As Mind Goes Round

young mindful movements
Originally uploaded by d nelson

Misty fog greets these Plum Village, winter retreat days, freshly moistening me and everything else outside. My heart beats joyfully, walking from Upper to Lower Hamlet in this star-lit, early morning darkness. The Assembly of Stars meditation hall is set up with purple mats and cushions arranged in rows, facing forward towards the alter and large stained glass colorfully depicting the Buddha, his father, and the buffalo boy. Translation boxes for French and English are available for our mini jacks. We are treated to inspiring, poetic and profound teachings by Thich Nhat Hanh, today in Vietnamese. For more images click on the one above.

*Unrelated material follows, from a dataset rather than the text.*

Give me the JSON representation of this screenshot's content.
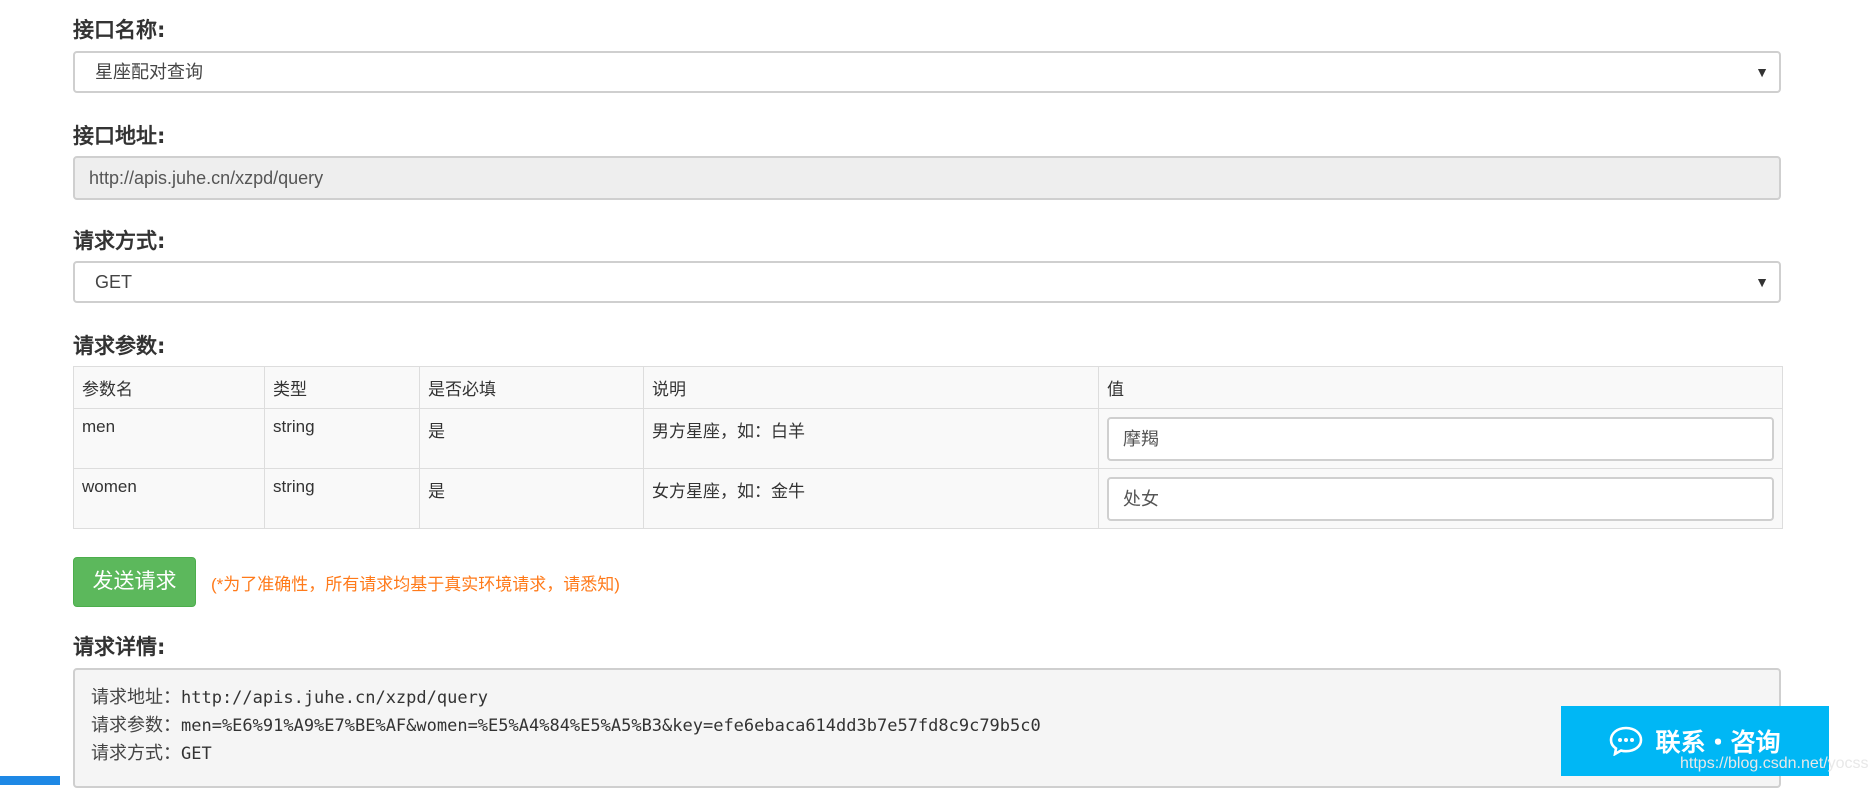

A series of talks is given to the monastic and lay sangha on the Golden Lion lesson from the Avatamsaka Sutra; a fascinating Buddhist scripture depicting the path of the Bodhisattva and a mystical vision of Reality. The essence of these talks is Inter-being, emptiness, the one contains the all, and, eternity is present in each moment. The five teachings from ten schools of Buddhism are skillfully compared. We sit in gratitude as Thay convincingly details the argument that the mind is like a painter, creating the images and colors of our individual and collective consciousness. Whether we see heaven or hell is up to us; we can paint it beautifully or ugly.

Comparing the Buddhist and Christian perspectives on the purpose of our existence was also inspiring. Thay detailed how in western thinking God created humans and the rest of the universe from nothing, with the aim of doing His will. There will be a judgement, and an end. While in the eastern perspective we come from a beginning-less beginning, where time and space are simply constructs of the mind, and there is no end, only continuation. Our purpose is karma, the continuation of actions. We have actions of body, speech and mind. Our mind action is motivated by intention, and the history of our intention is now our way of looking. So often what we see is a misperception. “Are you sure?” That is why the first way out of suffering is right view. Recognizing our nature of inter-being. Choosing the Kingdom of God, in this moment, rather than the hell realms. We are already what we seek. I can come back to my state of happiness, well-being and peace, and not keep looking for these things somewhere in the future. I can have hope that those I know, and those who I don’t know, can also find peace in themselves, and in the world, now, and not in another life.

Many precious walking meditation opportunities with Thay and the sangha, weekly, even in the rain, over brown and grey oak leaves, which had been green, majestically held up to the sky when I was last here in August. We kept fit with mindful movements, stretching and strengthening. The winter retreat each week had formal and informal lunches, which ended with compassionate prayers and chanting the three refuges for the sick and the dead. Quite a privilege for me to be refreshed in France with so many friends. Thay will be in Hanoi this May; another chance to visit with happy friends.